The much-vaunted new Otago Water Plan rules are about to take
After Environment Court mediation, the Otago Regional Council
has approved Plan Change 6A. The water quality discharge
rules kick in on May 1.
The Environment Court issued a Consent Order on February 28,
incorporating amendments to the plan change. They were agreed
in the mediation process with the council and those who
appealed against its original decisions.
The council said the plan change set out ''an effects-based
approach to managing discharges to water''. The limits and
targets focused on controlling discharges of contaminants,
rather than regulating the land uses that created them.
There were discharge thresholds for common contaminants
entering waterways. Discharges within those thresholds were
classed as permitted activities.
People using the land could meet the thresholds as they saw
fit, the council said.
Policy, planning and resource management director Fraser
McRae said despite the mediation, the rules' key focus had
not changed: maintaining and improving water quality where
necessary to ensure waterways could be used for recreation
Council chairman Stephen Woodhead said the Environment
Court's acceptance of the amendments to the plan change and
the council's ratification ended a long and constructive
process of consultation and negotiation with the community.
''Now that this phase has come to a close, another important
phase of implementation and education is about to begin,'' Mr
''I am confident that many landholders, based on the feedback
we have gotten from them throughout this process, will be
proactive about ensuring their properties comply with the new
contaminant discharge thresholds which come into effect from
Until then, land users could assess the effects their
operations were having on water quality, he said. If they
needed to make alterations, there was plenty of time to do
The council would liaise with farmers and foresters to help
them understand the rules, advise them how to assess water
quality on their properties, and promote best practice for
reducing the level of contaminants getting into the water.
''For those for whom complying may be more difficult, our
staff and other primary industry advisers will work
supportively to guide and educate them about the practices
they may need to adopt to comply,'' Mr Woodhead said.
During winter, a forum and roadshows would be held throughout
the region. Council staff were compiling fact sheets and
guides to give out, as well as online advice.
Meanwhile, the council is carrying out a public awareness
survey, asking residents what they know of its activities and
how satisfied they are with its services.
The survey will run until April 28, conducted by the
Tauranga-based Key Research Group. It will telephone 900
people and invite residents to fill out an online survey on
Council chief executive Peter Bodeker said the survey was the
first of its kind the council had embarked on. It would focus

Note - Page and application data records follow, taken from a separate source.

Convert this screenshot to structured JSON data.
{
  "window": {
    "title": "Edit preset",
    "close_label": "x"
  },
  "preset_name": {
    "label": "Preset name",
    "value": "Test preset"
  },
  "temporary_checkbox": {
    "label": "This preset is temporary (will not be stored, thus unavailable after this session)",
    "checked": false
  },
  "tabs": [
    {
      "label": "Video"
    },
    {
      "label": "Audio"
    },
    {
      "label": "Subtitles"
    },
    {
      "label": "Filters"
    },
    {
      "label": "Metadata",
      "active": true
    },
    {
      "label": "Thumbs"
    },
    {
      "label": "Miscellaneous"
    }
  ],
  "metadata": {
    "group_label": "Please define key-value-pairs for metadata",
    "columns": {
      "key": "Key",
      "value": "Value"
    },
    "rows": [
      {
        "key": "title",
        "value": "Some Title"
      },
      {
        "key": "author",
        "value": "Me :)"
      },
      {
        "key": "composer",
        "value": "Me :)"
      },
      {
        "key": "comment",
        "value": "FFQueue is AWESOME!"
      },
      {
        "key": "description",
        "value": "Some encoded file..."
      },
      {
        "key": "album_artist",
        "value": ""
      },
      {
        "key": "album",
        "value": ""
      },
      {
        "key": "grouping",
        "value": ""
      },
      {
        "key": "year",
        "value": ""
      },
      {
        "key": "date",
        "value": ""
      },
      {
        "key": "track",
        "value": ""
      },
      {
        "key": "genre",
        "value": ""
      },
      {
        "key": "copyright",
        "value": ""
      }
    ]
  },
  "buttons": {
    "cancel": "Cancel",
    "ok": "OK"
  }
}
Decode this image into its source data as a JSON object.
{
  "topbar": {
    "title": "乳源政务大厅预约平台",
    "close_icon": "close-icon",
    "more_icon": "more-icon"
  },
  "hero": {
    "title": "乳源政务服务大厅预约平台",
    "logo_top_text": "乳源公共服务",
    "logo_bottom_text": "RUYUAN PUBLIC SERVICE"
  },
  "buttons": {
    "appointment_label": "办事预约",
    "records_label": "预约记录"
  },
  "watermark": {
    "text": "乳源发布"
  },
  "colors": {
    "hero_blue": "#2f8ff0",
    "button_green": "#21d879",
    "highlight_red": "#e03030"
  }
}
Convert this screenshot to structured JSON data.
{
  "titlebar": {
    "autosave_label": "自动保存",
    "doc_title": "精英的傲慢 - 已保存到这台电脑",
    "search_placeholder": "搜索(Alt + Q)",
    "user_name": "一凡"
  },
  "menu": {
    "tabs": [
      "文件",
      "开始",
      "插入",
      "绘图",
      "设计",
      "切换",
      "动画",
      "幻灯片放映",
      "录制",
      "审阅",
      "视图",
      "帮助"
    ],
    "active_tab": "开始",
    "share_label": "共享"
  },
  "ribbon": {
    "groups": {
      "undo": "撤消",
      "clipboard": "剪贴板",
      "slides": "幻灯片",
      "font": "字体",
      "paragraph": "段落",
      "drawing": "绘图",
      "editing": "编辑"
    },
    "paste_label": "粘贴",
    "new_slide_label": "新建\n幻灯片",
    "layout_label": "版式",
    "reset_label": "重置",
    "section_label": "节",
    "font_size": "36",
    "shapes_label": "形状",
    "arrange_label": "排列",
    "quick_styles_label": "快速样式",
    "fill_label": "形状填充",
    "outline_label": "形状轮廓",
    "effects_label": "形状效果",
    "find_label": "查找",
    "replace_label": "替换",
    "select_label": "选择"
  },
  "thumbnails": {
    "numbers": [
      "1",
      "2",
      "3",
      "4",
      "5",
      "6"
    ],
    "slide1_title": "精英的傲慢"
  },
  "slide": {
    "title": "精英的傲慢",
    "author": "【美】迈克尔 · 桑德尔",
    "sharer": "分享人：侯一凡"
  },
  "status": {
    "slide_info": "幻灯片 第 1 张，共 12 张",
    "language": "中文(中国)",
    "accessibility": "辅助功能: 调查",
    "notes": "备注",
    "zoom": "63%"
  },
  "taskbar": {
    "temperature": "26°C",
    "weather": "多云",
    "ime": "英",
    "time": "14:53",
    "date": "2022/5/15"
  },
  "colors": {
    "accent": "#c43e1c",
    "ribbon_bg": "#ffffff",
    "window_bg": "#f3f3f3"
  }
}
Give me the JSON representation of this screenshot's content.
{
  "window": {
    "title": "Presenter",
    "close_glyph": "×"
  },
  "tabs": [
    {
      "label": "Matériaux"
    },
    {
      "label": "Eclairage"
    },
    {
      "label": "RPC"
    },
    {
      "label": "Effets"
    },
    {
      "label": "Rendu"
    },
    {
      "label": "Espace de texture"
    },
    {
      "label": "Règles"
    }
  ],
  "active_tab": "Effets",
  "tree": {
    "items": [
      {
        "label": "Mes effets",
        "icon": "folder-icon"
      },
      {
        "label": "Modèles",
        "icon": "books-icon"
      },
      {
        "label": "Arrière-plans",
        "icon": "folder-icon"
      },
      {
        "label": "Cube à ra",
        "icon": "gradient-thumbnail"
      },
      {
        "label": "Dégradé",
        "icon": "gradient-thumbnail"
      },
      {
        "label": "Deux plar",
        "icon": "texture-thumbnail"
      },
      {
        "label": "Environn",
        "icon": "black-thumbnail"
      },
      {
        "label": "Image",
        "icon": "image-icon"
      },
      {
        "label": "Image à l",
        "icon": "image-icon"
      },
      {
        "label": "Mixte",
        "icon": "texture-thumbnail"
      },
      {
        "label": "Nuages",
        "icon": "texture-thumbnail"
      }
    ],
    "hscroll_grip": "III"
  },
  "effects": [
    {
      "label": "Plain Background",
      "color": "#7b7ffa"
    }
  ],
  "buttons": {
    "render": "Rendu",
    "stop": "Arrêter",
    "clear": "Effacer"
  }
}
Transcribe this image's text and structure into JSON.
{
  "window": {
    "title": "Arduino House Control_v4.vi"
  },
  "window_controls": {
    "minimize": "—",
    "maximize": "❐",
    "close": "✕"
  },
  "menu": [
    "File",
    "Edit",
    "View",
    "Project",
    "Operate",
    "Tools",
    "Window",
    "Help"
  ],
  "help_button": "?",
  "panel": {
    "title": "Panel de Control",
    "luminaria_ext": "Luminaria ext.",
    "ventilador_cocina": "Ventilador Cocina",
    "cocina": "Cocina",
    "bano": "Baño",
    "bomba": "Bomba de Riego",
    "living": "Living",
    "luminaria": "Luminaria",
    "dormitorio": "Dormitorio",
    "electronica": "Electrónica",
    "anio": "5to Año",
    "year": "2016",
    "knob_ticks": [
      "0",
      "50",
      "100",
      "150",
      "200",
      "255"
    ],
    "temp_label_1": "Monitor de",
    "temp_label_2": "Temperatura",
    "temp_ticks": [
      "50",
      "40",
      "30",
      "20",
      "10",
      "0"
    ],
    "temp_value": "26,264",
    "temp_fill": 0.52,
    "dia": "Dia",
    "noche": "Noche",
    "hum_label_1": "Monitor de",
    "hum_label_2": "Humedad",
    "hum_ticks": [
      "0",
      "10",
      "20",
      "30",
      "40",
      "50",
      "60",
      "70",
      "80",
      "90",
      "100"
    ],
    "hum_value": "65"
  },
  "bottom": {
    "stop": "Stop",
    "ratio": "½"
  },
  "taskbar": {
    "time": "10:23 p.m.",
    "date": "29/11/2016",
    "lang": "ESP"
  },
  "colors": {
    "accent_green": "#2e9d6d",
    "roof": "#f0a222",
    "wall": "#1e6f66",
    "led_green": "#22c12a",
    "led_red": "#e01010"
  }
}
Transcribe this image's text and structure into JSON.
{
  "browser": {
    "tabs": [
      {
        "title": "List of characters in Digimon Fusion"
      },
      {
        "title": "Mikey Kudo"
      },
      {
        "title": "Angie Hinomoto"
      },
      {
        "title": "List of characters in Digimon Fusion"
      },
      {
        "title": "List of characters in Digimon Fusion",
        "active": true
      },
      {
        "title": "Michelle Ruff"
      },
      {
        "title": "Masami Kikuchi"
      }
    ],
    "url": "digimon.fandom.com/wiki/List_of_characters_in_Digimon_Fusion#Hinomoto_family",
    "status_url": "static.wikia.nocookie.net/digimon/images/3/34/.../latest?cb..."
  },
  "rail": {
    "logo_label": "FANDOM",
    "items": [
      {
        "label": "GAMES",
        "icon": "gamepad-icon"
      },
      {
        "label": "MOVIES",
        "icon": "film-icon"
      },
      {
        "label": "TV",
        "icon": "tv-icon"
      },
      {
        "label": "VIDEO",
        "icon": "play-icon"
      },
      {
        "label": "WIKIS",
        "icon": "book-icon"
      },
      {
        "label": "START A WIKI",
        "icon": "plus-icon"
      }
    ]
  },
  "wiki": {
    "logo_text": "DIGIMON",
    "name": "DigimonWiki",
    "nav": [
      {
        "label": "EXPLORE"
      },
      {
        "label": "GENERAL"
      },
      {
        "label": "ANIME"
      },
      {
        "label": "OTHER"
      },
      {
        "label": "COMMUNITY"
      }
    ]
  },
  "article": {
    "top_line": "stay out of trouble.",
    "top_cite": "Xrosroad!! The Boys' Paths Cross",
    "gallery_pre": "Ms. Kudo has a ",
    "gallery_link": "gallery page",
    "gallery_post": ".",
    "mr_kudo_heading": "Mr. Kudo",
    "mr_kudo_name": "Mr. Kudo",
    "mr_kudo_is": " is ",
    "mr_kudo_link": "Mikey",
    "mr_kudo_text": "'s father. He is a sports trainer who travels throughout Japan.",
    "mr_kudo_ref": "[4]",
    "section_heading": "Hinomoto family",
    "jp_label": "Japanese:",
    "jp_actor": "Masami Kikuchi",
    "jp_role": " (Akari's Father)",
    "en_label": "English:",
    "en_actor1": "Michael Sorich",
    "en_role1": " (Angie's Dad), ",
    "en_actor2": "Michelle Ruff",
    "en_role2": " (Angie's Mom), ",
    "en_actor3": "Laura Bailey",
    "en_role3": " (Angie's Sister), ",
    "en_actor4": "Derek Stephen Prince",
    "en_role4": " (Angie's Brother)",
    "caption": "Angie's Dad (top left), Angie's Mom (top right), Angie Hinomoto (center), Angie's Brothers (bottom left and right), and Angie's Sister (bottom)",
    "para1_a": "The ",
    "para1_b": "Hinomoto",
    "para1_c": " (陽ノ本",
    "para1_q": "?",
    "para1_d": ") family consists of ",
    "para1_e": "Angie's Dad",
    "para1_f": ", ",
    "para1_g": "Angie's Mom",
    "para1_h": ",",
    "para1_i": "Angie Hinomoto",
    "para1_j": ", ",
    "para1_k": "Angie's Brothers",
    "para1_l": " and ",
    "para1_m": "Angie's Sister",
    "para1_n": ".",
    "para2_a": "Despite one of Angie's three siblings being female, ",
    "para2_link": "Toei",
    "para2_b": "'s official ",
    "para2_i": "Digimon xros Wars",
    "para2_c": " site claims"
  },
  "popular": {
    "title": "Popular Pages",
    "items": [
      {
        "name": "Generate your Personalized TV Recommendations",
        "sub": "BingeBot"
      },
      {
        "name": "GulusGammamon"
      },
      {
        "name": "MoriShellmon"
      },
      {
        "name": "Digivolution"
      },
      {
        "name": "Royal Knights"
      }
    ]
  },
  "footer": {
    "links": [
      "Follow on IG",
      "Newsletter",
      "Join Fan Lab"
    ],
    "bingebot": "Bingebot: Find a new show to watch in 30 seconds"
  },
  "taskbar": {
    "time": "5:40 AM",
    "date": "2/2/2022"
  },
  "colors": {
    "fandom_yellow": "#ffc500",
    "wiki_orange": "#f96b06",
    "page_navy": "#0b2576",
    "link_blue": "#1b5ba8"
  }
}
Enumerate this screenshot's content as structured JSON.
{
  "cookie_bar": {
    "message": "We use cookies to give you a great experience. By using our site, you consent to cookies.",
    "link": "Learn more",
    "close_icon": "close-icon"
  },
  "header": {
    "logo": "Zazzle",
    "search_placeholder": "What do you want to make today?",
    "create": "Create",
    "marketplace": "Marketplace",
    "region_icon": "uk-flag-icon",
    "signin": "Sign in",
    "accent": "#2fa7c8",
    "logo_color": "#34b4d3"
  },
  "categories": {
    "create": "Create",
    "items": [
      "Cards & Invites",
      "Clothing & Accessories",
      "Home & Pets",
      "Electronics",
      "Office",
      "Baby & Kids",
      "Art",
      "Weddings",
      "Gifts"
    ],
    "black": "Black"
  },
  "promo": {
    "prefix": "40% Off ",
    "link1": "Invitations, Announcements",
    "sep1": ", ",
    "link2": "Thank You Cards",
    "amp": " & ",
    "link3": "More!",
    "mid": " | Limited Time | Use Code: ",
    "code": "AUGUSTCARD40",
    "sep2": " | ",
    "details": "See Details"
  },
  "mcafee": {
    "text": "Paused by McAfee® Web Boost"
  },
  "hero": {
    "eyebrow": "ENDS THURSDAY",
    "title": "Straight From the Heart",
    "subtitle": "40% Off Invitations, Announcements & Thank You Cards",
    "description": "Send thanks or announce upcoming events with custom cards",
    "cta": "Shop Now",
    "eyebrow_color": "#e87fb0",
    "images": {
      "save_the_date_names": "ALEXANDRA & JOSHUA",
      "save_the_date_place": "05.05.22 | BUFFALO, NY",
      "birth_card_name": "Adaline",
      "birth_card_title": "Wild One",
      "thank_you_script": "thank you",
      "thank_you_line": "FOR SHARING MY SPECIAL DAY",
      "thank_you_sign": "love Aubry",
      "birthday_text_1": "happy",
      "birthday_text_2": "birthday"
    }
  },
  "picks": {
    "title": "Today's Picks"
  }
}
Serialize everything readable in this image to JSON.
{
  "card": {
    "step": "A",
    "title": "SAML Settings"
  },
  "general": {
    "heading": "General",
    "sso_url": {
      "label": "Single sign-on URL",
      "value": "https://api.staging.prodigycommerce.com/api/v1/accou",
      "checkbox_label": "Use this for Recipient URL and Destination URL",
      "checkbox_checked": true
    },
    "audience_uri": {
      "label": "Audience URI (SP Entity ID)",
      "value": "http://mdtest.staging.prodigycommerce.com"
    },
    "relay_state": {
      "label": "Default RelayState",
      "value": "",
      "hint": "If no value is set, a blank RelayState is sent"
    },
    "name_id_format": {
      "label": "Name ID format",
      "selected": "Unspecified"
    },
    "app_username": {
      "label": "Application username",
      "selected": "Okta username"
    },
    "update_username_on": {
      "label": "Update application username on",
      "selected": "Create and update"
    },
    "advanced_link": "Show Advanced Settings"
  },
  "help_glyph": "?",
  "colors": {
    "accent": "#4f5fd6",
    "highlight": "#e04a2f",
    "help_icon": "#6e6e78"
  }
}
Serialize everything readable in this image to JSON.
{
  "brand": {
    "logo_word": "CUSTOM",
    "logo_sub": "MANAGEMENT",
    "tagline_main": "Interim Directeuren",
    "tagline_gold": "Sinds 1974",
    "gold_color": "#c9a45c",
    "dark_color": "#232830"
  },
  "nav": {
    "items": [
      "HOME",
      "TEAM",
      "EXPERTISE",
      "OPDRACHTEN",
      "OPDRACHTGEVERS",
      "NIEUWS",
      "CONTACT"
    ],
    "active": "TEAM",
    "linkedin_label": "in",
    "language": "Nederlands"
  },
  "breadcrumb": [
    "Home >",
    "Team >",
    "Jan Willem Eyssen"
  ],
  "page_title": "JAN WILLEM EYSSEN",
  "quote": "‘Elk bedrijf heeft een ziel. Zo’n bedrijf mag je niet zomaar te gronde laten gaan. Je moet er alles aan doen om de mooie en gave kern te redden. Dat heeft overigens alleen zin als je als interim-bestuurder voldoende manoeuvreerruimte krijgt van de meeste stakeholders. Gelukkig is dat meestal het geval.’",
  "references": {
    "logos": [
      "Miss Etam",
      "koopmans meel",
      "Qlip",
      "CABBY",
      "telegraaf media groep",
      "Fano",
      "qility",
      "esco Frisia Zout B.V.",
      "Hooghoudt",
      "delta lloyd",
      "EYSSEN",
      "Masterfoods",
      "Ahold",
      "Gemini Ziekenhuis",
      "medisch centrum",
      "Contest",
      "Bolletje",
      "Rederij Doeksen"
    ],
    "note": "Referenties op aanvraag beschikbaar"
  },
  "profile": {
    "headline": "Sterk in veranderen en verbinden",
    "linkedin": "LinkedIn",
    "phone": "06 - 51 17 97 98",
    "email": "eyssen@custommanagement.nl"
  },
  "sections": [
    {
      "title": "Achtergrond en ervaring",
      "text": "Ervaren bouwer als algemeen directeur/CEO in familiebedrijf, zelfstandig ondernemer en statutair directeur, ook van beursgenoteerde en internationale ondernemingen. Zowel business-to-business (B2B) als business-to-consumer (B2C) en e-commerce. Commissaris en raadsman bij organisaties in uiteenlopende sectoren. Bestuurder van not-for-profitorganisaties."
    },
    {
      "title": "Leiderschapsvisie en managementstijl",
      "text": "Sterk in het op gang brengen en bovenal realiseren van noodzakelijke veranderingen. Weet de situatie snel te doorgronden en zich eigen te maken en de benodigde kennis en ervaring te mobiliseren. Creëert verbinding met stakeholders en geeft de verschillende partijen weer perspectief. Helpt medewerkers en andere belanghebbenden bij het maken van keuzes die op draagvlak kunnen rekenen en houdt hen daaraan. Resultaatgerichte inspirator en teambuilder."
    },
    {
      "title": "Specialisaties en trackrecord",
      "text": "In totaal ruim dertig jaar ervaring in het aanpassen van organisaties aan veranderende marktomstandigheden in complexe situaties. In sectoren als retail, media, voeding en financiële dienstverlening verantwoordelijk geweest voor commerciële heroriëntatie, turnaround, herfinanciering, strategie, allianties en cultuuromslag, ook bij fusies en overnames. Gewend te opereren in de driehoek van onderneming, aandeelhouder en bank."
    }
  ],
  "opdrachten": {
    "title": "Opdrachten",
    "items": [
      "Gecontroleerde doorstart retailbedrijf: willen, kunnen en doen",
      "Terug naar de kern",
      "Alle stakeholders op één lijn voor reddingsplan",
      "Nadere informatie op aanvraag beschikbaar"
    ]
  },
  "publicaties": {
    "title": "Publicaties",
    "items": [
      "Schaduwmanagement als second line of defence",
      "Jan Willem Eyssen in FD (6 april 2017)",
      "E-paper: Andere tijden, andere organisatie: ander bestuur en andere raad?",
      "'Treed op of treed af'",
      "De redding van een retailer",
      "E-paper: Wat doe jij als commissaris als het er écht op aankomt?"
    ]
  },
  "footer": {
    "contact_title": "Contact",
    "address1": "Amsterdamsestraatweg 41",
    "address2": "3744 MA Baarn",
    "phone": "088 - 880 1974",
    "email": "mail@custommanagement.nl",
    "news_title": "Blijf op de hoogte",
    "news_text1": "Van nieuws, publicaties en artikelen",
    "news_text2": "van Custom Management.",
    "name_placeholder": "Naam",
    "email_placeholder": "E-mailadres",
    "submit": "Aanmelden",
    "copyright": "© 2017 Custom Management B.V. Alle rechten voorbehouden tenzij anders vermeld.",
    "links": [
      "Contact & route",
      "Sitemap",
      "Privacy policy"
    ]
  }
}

on public understanding of the council's role in the
sustainable management of water, land, air, and public
The feedback would be important in helping to guide the
nature and direction of the council's future activities, Mr
''We hope as many people as possible will complete the online
survey, because that will help us make decisions about
service provision, community engagement, communications, and
activity planning and implementation, and help us prioritise
- by Sally Brooker